Washington, Jan 6: India is projected to grow by a robust 7.8 per cent this year and 7.9 per cent in the next two years, the World Bank forecast today citing strong investor sentiment and the positive effect on real incomes of the recent fall in oil prices.
In its latest Global Economic Prospect report which is released every six months -- the World Bank marginally reduced India's growth rate 0.2 per cent in 2015 and 0.1 per cent in both 2016 and 2017.
The World Bank estimates that China grew at an estimated 6.9 per cent in 2015 (0.3 per cent less than its June projection). According to the report, China is estimated to grow at 6.7 per cent in 2016 and 6.5 per cent each in 2017 and 2018.
The growth rate projections is 0.3 per cent in 2016 and 0.4 per cent in 2017. While Russia and Brazil are expected to remain in recession in 2016.
"In contrast to other major developing countries, growth in India remained robust, buoyed by strong investor sentiment and the positive effect on real incomes of the recent fall in oil prices," the World Bank said.
India's currency and stock markets were largely resilient over the past year, even during bouts of volatility in global financial markets, the report said.
Reserve Bank of India, it said, has rebuilt reserves while net FDI flows have remained positive. Ongoing fiscal consolidation in India has reduced the central government's fiscal deficit to close to 4 per cent of GDP (on a 12-month rolling basis), down from a peak of 7.6 per cent in 2009.

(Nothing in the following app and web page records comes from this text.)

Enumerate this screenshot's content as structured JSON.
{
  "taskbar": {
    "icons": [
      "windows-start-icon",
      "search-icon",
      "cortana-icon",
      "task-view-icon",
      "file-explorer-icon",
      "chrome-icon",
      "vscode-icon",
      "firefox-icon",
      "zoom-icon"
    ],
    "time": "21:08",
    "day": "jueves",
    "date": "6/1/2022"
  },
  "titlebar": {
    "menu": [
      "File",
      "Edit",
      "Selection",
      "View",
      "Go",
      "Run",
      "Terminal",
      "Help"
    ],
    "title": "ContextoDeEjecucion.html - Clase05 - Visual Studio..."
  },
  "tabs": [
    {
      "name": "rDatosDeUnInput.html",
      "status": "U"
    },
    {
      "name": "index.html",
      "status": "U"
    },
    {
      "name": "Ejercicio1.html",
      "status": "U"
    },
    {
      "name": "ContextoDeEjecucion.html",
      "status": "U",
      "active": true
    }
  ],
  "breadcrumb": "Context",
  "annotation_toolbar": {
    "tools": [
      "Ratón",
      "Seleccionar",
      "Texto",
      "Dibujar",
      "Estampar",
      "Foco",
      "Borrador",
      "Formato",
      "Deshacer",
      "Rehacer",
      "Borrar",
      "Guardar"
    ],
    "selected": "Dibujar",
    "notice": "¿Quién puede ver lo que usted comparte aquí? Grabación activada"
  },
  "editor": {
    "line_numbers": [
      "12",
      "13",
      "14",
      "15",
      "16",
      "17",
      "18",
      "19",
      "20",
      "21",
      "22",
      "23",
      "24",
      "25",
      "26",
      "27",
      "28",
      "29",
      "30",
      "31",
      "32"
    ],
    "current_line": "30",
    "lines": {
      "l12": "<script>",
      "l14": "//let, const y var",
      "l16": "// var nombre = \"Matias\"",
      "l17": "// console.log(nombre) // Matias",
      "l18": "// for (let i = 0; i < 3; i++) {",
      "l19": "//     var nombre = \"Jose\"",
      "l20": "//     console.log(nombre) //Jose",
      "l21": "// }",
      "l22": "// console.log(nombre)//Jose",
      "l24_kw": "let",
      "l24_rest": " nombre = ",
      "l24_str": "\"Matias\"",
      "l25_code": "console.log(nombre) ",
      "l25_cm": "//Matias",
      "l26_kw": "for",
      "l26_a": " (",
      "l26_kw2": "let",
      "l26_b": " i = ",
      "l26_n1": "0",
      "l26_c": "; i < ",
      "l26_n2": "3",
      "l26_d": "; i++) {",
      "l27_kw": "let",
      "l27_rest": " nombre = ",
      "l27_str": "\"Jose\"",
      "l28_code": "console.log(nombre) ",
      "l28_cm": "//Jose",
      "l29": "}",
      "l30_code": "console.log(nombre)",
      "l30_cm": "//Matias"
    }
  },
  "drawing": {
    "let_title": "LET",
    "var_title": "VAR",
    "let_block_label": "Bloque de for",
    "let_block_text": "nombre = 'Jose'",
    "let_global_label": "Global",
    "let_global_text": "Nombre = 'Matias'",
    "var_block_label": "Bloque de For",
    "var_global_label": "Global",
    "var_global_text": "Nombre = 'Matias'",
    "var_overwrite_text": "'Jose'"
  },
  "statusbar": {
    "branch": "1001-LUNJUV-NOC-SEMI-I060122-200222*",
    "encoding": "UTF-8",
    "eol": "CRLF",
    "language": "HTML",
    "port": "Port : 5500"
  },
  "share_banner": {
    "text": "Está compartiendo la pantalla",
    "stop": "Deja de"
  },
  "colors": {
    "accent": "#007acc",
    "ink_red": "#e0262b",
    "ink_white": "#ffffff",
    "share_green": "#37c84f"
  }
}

In the report, South Asia is projected to be a bright spot in the outlook for emerging and developing economies, with growth speeding up to 7.3 per cent in 2016 from 7 per cent in the year just ended.
The region has smaller trade links with China than other regions, and is a net importer of oil and will benefit from lower global energy prices.
For FY 2016-17, India, the dominant economy in the region, is projected to grow at a faster 7.8 per cent and growth in Pakistan (on a factor cost basis) is expected to accelerate to 4.5 per cent, the report said.